Human Age-Reversal Research
By William Falloon
For the first time in medical history, human studies are being designed for the purpose of inducing meaningful reversal of pathological aging processes. Said differently, these clinical trials aim to alter older humans so that they function as much younger individuals.
Even modest success of these studies will result in a paradigm shift that will impart enormous societal benefits, such as sparing Medicare from insolvency.
If I were asked even a few years ago if significant human age-reversal research was feasible, I would have said no. Virtually all attempts to slow aging are conducted in the laboratory setting, far removed from delivery to elderly people who have only a few years of life remaining.
3-D printed ‘building blocks’ of life
Could be used to build tissue structures and eventually micro-organs
November 4, 2015
Chinese and U.S. scientists have developed a 3-D printing method capable of producing embryoid bodies — highly uniform “blocks” of embryonic stem cells. These cells, which are capable of generating all cell types in the body, could be used to build tissue structures and potentially even micro-organs.
Photons could travel side by side a specific distance from each other — similar to how two hydrogen atoms sit next to each other in a hydrogen molecule — theoretical physicists from the National Institute of Standards and Technology (NIST) and the University of Maryland (with other collaborators) have shown.
“It’s not a molecule per se, but you can imagine it as having a similar kind of structure,” says NIST’s Alexey Gorshkov. “We’re learning how to build complex states of light that, in turn, can be built into more complex objects.
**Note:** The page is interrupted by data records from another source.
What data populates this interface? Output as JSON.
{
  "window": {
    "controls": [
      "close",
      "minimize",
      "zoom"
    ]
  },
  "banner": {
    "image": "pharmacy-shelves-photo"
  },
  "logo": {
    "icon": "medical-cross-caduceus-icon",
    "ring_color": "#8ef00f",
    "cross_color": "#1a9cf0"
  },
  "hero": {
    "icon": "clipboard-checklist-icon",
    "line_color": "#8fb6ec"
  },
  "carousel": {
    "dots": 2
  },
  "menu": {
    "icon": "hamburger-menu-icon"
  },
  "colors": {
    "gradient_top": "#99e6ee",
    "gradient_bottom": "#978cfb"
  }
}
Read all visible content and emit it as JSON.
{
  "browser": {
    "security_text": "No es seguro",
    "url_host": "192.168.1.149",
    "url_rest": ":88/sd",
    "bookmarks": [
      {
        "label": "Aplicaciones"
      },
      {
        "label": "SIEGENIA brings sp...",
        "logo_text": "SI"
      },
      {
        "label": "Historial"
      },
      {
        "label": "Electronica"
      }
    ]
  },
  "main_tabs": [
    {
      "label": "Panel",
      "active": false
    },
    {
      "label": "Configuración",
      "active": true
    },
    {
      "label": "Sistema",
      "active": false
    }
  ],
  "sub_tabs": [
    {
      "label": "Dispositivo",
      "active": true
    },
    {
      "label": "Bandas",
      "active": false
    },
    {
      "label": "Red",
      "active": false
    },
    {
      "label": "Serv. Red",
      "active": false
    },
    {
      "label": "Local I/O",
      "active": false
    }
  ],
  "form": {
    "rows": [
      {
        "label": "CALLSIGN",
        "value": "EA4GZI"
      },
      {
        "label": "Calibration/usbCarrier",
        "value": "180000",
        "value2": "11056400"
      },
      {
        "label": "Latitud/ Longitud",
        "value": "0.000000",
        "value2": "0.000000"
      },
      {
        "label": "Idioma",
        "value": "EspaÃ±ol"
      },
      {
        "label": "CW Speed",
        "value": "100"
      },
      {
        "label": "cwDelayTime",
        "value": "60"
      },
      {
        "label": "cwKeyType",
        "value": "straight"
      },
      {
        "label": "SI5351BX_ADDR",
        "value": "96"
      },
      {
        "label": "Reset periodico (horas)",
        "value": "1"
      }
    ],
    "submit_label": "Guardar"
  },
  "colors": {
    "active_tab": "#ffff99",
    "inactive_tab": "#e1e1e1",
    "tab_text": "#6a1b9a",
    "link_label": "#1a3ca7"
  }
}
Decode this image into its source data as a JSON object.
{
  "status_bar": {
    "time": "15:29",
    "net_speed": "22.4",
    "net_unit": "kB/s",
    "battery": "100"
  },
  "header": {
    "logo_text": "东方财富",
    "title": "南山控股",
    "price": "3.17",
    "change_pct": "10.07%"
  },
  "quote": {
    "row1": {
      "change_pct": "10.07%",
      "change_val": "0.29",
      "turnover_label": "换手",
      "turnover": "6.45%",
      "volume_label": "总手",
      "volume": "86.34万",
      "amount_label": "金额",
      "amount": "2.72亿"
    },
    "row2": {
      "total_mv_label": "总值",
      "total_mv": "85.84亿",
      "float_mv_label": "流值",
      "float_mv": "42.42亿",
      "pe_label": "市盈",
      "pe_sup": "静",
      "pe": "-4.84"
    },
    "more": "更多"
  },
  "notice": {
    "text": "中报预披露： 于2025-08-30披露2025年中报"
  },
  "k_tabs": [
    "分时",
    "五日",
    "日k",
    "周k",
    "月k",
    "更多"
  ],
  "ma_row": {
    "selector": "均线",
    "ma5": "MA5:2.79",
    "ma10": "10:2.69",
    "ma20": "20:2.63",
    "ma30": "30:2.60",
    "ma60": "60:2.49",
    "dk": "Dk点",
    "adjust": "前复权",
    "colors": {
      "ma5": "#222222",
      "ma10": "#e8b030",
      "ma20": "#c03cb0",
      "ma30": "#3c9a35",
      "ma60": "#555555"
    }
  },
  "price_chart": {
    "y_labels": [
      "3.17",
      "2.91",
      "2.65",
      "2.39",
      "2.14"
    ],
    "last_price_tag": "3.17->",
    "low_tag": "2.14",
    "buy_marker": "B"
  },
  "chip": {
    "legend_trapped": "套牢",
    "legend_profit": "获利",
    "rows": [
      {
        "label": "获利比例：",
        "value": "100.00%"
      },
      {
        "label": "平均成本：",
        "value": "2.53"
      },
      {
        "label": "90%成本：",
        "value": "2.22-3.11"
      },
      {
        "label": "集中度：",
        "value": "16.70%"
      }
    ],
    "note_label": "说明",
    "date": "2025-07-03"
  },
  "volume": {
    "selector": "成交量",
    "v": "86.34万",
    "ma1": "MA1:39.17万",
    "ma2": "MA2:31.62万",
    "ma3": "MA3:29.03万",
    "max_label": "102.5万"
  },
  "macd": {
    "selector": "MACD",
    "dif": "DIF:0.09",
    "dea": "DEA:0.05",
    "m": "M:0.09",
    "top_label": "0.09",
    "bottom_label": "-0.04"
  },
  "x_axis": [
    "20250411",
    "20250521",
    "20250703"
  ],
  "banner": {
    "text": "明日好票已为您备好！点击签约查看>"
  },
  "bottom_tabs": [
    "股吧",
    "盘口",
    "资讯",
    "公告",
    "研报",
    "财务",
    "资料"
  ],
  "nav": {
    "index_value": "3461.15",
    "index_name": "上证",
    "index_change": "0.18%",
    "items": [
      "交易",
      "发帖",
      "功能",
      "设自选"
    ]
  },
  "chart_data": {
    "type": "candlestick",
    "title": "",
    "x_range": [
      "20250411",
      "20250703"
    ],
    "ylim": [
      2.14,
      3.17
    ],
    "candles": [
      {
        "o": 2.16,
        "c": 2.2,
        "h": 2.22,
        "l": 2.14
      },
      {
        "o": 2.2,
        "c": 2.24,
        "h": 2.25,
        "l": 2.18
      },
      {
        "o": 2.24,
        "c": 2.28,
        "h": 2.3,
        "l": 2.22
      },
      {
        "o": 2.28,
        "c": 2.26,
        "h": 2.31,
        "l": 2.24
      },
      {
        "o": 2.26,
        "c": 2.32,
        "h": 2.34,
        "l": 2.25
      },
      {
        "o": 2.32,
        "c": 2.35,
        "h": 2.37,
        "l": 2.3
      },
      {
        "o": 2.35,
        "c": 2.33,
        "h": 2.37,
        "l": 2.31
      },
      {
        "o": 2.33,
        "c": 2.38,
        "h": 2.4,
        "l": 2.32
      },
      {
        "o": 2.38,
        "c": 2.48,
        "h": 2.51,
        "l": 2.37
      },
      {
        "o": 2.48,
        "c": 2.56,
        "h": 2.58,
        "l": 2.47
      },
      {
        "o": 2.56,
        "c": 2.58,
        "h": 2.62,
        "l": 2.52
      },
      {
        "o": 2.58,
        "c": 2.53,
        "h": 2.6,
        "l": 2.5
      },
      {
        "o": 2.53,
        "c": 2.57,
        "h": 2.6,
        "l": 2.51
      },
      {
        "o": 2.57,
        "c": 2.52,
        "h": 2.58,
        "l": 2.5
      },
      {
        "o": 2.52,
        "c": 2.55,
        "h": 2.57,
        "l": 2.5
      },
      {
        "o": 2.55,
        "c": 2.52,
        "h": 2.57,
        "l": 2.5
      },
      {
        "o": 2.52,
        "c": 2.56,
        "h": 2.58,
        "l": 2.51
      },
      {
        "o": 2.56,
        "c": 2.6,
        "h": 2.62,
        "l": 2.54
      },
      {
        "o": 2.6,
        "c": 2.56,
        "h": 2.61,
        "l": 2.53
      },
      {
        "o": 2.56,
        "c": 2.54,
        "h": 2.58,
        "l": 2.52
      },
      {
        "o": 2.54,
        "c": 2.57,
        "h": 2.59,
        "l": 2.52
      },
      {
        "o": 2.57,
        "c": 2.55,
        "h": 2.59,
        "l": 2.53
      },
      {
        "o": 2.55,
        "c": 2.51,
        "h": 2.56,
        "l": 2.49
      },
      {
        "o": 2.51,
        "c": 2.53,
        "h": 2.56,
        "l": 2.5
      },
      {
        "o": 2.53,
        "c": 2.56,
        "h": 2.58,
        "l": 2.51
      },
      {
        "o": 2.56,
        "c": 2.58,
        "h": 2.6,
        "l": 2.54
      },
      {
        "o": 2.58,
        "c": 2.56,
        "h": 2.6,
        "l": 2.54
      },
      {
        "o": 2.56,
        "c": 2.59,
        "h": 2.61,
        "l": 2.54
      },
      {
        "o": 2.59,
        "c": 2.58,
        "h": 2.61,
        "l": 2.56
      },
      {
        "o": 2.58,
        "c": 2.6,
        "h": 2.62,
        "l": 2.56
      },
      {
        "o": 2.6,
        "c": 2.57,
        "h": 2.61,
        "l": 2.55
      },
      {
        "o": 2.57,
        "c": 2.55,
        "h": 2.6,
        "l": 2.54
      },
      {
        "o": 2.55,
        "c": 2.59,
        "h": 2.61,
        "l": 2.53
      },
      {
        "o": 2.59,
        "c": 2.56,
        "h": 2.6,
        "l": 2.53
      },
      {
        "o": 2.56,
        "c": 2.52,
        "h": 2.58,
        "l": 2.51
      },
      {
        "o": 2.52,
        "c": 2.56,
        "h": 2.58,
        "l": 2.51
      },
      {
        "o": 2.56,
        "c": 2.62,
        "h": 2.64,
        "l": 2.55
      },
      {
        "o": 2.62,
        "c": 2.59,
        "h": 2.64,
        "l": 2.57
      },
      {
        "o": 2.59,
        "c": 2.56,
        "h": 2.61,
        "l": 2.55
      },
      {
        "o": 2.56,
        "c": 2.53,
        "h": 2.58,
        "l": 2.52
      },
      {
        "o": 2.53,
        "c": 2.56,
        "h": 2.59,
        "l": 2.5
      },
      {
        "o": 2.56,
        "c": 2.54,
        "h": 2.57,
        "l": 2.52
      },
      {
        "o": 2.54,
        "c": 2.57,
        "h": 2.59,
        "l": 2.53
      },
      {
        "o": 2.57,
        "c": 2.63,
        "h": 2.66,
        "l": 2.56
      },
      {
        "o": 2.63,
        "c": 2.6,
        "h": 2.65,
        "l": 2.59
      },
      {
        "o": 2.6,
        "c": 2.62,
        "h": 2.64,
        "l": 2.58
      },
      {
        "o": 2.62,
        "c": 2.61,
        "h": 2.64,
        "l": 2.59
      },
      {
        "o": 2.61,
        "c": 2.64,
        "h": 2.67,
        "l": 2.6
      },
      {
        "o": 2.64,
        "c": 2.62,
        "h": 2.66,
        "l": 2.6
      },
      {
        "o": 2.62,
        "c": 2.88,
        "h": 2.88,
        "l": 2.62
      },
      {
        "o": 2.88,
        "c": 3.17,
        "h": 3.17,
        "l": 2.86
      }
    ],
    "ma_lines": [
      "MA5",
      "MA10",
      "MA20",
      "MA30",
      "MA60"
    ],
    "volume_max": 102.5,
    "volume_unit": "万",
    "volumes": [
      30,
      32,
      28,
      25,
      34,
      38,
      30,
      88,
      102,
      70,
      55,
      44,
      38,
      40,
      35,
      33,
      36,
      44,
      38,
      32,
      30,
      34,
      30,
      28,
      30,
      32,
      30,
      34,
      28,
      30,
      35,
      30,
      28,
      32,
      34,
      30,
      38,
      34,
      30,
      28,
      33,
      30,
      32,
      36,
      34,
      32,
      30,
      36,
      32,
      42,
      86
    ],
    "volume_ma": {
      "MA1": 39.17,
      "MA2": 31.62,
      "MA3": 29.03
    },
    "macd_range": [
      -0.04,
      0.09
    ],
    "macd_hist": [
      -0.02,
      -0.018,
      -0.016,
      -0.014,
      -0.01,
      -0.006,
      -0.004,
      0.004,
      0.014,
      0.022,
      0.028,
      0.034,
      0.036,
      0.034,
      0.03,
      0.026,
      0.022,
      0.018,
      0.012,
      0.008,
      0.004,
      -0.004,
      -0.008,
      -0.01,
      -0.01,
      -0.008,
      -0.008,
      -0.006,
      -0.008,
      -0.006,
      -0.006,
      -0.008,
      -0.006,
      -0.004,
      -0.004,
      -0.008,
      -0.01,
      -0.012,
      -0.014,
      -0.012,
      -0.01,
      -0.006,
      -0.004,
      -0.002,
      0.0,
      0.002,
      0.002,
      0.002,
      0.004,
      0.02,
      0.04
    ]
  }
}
This is the first time anyone has shown how to bind two photons a finite distance apart.